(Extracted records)
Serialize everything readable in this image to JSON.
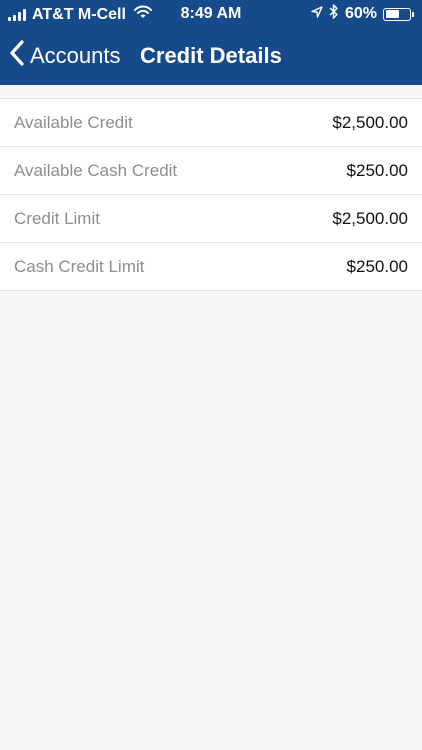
{
  "status_bar": {
    "carrier": "AT&T M-Cell",
    "time": "8:49 AM",
    "battery_percent": "60%",
    "battery_level": 0.6,
    "icons": [
      "signal-bars-icon",
      "wifi-icon",
      "location-arrow-icon",
      "bluetooth-icon",
      "battery-icon"
    ]
  },
  "nav": {
    "back_label": "Accounts",
    "title": "Credit Details",
    "back_icon": "chevron-left-icon"
  },
  "credit_details": [
    {
      "label": "Available Credit",
      "value": "$2,500.00"
    },
    {
      "label": "Available Cash Credit",
      "value": "$250.00"
    },
    {
      "label": "Credit Limit",
      "value": "$2,500.00"
    },
    {
      "label": "Cash Credit Limit",
      "value": "$250.00"
    }
  ],
  "colors": {
    "header_background": "#174a8b",
    "page_background": "#f7f7f7",
    "label_text": "#8e8e8e",
    "value_text": "#111111"
  }
}
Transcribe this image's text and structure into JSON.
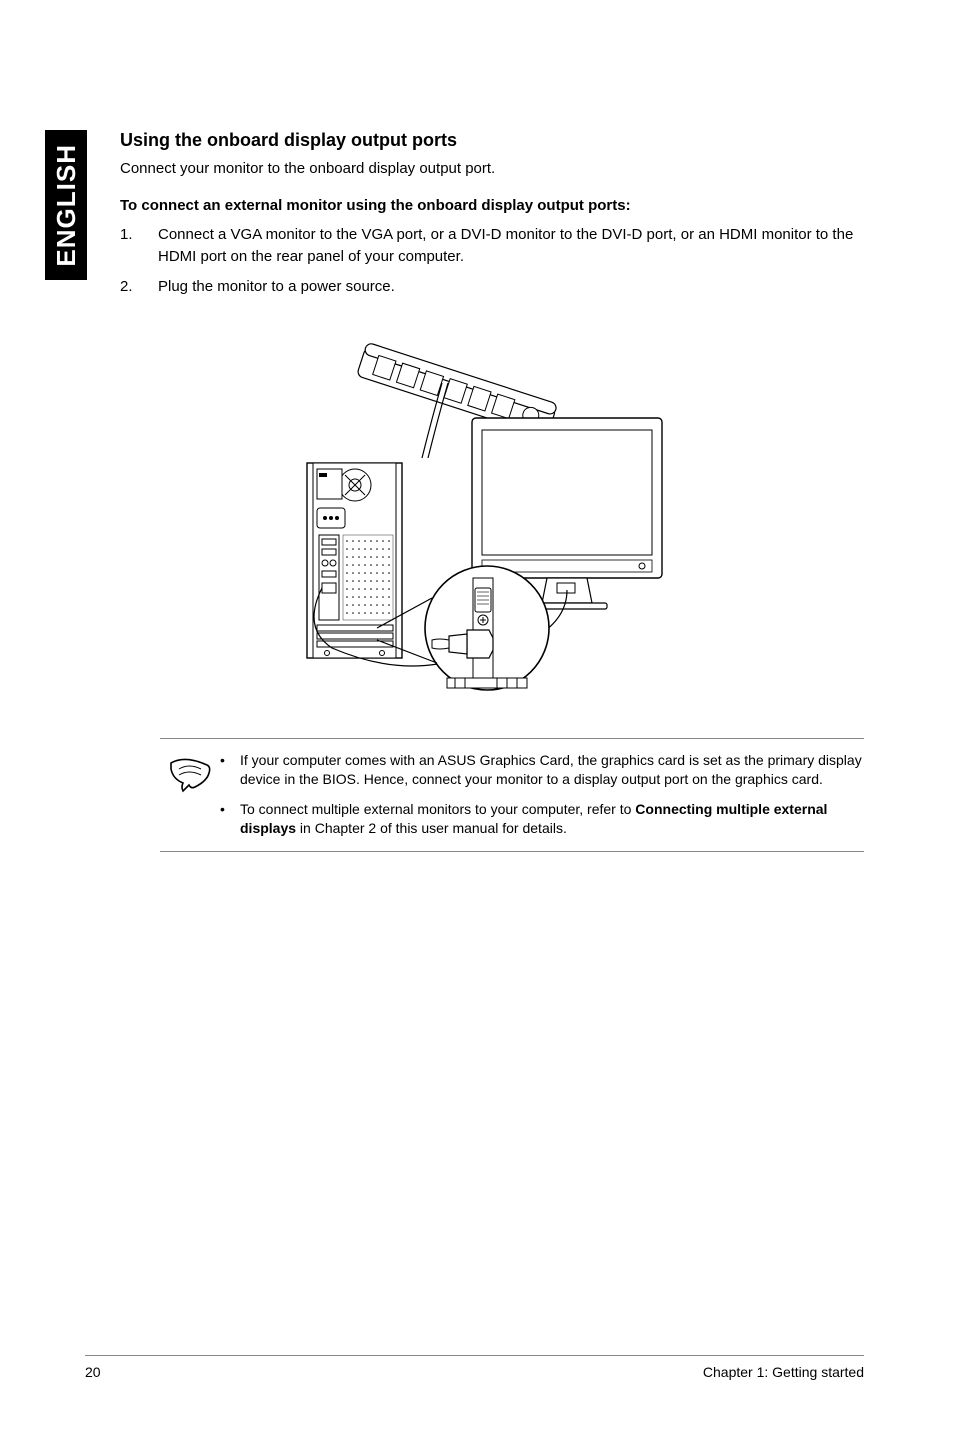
{
  "sideTab": "ENGLISH",
  "heading": "Using the onboard display output ports",
  "intro": "Connect your monitor to the onboard display output port.",
  "subheading": "To connect an external monitor using the onboard display output ports:",
  "steps": [
    {
      "num": "1.",
      "text": "Connect a VGA monitor to the VGA port, or a DVI-D monitor to the DVI-D port, or an HDMI monitor to the HDMI port on the rear panel of your computer."
    },
    {
      "num": "2.",
      "text": "Plug the monitor to a power source."
    }
  ],
  "notes": [
    {
      "pre": "If your computer comes with an ASUS Graphics Card, the graphics card is set as the primary display device in the BIOS. Hence, connect your monitor to a display output port on the graphics card."
    },
    {
      "pre": "To connect multiple external monitors to your computer, refer to ",
      "bold": "Connecting multiple external displays",
      "post": " in Chapter 2 of this user manual for details."
    }
  ],
  "footer": {
    "pageNum": "20",
    "chapter": "Chapter 1: Getting started"
  }
}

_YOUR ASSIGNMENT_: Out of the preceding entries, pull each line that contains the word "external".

_REPLY TO THE TASK_:
  "subheading": "To connect an external monitor using the onboard display output ports:",
      "pre": "To connect multiple external monitors to your computer, refer to ",
      "bold": "Connecting multiple external displays",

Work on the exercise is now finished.